[About this exercise]
What lines in the records below contain the string "image"? Copy every one.

[Dataset rows describing interfaces]
################

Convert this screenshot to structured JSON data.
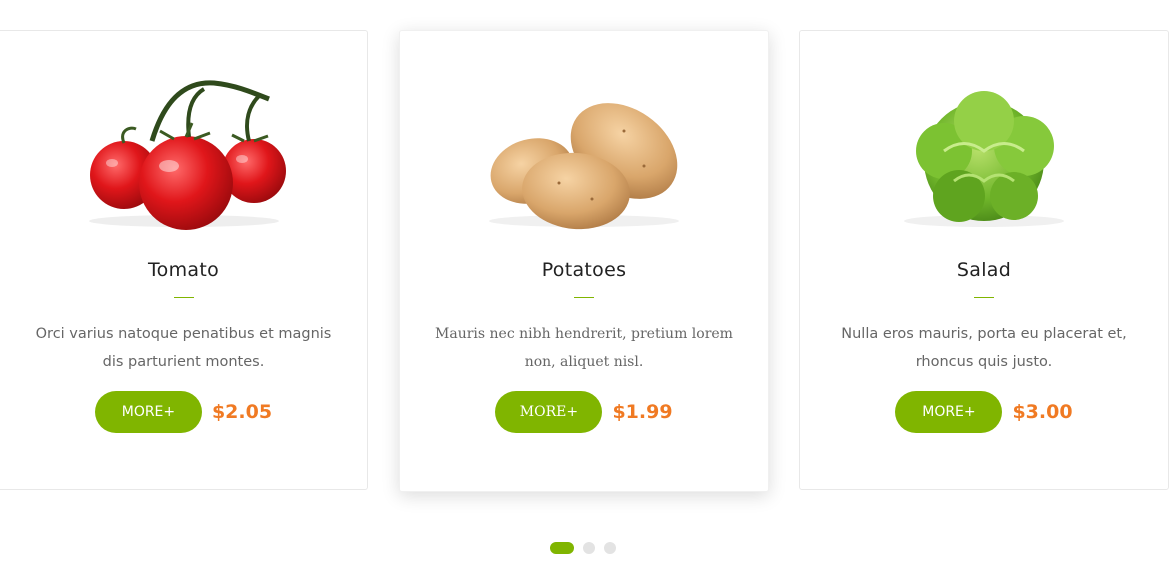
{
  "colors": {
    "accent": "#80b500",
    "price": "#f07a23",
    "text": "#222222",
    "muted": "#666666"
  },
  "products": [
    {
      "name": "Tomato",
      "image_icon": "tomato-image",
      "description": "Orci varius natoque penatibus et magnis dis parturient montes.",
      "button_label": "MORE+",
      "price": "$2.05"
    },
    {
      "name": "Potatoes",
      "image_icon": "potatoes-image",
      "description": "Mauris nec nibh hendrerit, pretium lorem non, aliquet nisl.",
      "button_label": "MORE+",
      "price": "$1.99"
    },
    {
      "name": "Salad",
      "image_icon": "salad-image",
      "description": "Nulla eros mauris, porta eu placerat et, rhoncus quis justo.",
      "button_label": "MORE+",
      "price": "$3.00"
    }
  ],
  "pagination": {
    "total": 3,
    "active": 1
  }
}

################

[Answer to this task]
      "image_icon": "tomato-image",
      "image_icon": "potatoes-image",
      "image_icon": "salad-image",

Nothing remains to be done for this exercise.